**** Listed entries ****
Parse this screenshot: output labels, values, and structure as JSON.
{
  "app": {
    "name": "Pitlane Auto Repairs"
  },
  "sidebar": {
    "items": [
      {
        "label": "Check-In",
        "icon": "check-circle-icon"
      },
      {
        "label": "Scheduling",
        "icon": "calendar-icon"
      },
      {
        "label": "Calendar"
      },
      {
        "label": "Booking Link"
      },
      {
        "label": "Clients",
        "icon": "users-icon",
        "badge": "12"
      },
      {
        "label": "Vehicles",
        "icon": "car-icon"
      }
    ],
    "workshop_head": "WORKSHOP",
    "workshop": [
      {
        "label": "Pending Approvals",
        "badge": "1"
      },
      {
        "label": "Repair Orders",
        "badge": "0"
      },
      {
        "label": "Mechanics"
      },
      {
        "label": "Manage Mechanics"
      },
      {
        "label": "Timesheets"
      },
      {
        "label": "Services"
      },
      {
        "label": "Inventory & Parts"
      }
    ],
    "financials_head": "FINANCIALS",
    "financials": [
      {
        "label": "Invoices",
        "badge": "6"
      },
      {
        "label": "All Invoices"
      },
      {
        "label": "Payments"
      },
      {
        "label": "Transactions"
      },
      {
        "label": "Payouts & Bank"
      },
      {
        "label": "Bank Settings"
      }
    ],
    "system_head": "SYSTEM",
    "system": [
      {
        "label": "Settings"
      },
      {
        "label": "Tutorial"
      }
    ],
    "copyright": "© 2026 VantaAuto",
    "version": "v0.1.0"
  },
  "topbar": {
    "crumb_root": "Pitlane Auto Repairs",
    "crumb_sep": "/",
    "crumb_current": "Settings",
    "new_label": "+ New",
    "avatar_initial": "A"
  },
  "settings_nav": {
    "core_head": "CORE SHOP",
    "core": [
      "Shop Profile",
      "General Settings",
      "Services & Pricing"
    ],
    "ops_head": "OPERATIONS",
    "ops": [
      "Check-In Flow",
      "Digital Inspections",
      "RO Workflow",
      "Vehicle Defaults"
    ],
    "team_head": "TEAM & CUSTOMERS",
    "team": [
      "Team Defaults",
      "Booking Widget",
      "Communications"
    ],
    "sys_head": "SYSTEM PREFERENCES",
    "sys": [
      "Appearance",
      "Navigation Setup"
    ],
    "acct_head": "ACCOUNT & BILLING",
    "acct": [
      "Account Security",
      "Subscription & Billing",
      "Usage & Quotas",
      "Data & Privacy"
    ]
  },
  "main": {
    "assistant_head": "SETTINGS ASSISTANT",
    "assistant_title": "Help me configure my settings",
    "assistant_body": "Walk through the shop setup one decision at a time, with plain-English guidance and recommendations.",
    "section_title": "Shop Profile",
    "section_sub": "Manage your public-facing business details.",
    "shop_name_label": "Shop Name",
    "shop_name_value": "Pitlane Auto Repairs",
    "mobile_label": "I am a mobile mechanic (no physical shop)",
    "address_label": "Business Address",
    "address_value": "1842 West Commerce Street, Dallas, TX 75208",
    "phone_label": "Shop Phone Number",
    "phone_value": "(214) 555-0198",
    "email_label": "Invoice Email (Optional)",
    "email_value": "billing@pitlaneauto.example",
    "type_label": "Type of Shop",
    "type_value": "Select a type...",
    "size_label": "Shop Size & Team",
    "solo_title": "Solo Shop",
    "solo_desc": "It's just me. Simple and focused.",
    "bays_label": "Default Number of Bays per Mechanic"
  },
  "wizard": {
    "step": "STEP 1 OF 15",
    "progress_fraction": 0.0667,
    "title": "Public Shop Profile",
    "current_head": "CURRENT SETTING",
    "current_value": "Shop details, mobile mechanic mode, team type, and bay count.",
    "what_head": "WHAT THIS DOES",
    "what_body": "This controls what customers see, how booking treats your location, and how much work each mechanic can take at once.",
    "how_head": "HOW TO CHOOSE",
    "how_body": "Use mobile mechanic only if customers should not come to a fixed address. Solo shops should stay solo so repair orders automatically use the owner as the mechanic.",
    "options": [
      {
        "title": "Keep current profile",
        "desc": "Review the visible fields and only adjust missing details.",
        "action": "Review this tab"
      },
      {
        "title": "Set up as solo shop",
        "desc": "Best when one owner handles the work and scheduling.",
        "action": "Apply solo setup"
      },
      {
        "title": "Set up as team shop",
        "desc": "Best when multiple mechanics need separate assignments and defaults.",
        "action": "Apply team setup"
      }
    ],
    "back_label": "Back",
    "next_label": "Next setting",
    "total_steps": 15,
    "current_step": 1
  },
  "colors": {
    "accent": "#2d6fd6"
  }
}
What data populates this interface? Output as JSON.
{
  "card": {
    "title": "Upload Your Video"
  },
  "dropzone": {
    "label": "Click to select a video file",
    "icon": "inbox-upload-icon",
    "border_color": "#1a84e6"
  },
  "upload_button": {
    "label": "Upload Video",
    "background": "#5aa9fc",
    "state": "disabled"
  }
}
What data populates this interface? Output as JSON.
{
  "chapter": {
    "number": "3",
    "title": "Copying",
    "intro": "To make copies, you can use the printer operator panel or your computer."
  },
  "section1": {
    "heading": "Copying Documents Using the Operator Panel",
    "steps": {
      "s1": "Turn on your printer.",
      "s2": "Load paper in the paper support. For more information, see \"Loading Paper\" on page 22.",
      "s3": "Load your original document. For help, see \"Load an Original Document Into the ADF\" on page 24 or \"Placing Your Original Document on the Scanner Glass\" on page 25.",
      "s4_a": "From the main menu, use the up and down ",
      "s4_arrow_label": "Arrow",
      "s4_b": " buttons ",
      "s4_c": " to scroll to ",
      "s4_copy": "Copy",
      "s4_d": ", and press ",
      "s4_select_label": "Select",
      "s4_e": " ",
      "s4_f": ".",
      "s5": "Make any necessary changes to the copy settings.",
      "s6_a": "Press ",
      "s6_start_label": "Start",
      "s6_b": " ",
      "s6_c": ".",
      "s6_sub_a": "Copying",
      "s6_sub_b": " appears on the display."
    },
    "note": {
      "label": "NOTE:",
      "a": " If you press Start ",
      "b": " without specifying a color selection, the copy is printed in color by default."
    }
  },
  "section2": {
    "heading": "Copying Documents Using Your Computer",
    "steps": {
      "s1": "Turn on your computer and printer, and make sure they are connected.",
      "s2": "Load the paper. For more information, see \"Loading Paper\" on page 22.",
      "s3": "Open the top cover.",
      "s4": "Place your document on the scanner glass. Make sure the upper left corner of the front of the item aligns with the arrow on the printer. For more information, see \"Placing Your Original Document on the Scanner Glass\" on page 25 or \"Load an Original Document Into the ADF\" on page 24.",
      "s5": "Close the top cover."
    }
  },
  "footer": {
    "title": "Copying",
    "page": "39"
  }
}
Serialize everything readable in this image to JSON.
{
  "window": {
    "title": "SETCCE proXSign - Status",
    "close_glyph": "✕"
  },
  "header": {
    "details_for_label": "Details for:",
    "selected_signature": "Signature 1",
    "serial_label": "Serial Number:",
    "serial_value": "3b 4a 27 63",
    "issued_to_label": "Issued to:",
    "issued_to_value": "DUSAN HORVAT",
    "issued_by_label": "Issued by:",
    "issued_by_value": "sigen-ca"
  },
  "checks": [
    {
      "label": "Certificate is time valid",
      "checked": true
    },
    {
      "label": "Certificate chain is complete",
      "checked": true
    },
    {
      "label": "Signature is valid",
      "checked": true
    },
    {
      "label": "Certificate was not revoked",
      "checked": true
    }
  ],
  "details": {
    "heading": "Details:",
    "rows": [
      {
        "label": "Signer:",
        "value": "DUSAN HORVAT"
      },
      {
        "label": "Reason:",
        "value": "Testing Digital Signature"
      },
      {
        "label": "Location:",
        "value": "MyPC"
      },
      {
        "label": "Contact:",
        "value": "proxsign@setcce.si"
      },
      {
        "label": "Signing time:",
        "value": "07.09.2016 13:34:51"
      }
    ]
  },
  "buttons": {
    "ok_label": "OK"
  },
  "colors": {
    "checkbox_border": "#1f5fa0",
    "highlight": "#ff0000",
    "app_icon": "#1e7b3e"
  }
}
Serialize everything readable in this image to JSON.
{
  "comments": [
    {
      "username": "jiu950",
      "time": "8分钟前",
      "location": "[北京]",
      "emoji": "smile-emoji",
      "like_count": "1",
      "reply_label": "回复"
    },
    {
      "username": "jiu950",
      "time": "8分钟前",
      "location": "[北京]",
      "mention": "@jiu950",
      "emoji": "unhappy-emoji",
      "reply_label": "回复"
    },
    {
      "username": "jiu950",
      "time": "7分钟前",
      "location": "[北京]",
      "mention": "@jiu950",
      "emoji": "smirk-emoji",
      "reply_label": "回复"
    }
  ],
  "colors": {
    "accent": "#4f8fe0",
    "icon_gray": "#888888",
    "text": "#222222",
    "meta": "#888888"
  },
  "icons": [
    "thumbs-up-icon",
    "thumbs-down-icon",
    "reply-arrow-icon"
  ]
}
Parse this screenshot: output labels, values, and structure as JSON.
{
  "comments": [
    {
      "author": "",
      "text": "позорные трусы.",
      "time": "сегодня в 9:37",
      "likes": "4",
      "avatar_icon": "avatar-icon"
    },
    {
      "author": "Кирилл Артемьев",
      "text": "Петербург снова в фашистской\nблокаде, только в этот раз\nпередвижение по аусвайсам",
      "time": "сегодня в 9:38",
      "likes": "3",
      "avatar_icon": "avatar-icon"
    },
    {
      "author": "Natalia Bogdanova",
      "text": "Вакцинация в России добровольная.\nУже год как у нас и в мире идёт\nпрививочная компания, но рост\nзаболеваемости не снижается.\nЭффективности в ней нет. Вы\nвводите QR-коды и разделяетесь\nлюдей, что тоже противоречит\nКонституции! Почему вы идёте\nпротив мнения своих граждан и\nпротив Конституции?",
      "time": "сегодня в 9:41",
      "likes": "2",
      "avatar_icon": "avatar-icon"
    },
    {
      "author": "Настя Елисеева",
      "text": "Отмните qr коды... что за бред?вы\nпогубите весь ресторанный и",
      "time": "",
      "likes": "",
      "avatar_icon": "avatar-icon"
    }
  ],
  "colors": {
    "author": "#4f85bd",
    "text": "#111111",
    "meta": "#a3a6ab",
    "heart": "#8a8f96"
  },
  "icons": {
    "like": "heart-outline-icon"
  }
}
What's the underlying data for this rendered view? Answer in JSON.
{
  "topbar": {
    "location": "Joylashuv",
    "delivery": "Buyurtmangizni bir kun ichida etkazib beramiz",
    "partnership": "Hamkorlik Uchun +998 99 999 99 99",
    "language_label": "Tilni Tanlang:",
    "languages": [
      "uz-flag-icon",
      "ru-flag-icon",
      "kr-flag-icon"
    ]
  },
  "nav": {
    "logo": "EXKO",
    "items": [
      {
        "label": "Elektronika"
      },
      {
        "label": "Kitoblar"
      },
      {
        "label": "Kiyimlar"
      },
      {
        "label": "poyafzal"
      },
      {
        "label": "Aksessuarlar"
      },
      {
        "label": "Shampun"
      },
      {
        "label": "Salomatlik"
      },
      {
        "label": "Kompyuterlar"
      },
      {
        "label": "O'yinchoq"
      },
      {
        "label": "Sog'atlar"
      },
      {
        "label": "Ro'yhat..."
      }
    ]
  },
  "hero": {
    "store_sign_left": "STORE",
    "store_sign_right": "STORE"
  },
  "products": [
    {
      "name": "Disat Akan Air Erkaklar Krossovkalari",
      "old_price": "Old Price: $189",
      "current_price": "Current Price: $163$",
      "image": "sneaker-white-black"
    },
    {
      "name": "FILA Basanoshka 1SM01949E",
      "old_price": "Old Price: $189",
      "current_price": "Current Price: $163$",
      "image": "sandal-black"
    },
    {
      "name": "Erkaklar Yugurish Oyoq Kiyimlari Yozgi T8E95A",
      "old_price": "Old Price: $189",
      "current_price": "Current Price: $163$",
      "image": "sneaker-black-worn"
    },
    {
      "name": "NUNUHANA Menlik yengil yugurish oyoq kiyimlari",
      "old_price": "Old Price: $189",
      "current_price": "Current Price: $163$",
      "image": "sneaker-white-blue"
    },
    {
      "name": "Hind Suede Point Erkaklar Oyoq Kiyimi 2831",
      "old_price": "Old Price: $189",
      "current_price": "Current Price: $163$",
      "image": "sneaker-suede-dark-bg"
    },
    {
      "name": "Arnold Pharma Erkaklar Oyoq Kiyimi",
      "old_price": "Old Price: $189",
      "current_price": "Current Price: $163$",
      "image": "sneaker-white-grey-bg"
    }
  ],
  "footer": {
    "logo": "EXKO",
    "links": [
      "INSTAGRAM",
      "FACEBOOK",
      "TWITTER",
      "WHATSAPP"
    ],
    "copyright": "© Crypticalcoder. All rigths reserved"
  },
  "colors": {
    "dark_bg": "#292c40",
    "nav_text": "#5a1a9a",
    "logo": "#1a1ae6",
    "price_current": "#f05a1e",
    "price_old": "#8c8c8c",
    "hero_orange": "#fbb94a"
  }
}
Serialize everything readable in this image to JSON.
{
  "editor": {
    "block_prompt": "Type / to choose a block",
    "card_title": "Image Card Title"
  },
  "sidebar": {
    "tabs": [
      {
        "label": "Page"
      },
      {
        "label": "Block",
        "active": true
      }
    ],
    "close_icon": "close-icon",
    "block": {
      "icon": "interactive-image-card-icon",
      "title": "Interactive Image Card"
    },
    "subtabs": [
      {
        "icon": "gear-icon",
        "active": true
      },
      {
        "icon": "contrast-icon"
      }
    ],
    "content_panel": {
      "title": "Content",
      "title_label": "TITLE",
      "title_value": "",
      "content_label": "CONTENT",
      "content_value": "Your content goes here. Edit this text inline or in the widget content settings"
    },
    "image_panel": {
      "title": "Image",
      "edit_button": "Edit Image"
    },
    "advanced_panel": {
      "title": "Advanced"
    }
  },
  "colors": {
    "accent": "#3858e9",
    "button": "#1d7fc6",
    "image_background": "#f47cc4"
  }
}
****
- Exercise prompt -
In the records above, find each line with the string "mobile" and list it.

- Task solution -
    "mobile_label": "I am a mobile mechanic (no physical shop)",
    "current_value": "Shop details, mobile mechanic mode, team type, and bay count.",
    "how_body": "Use mobile mechanic only if customers should not come to a fixed address. Solo shops should stay solo so repair orders automatically use the owner as the mechanic.",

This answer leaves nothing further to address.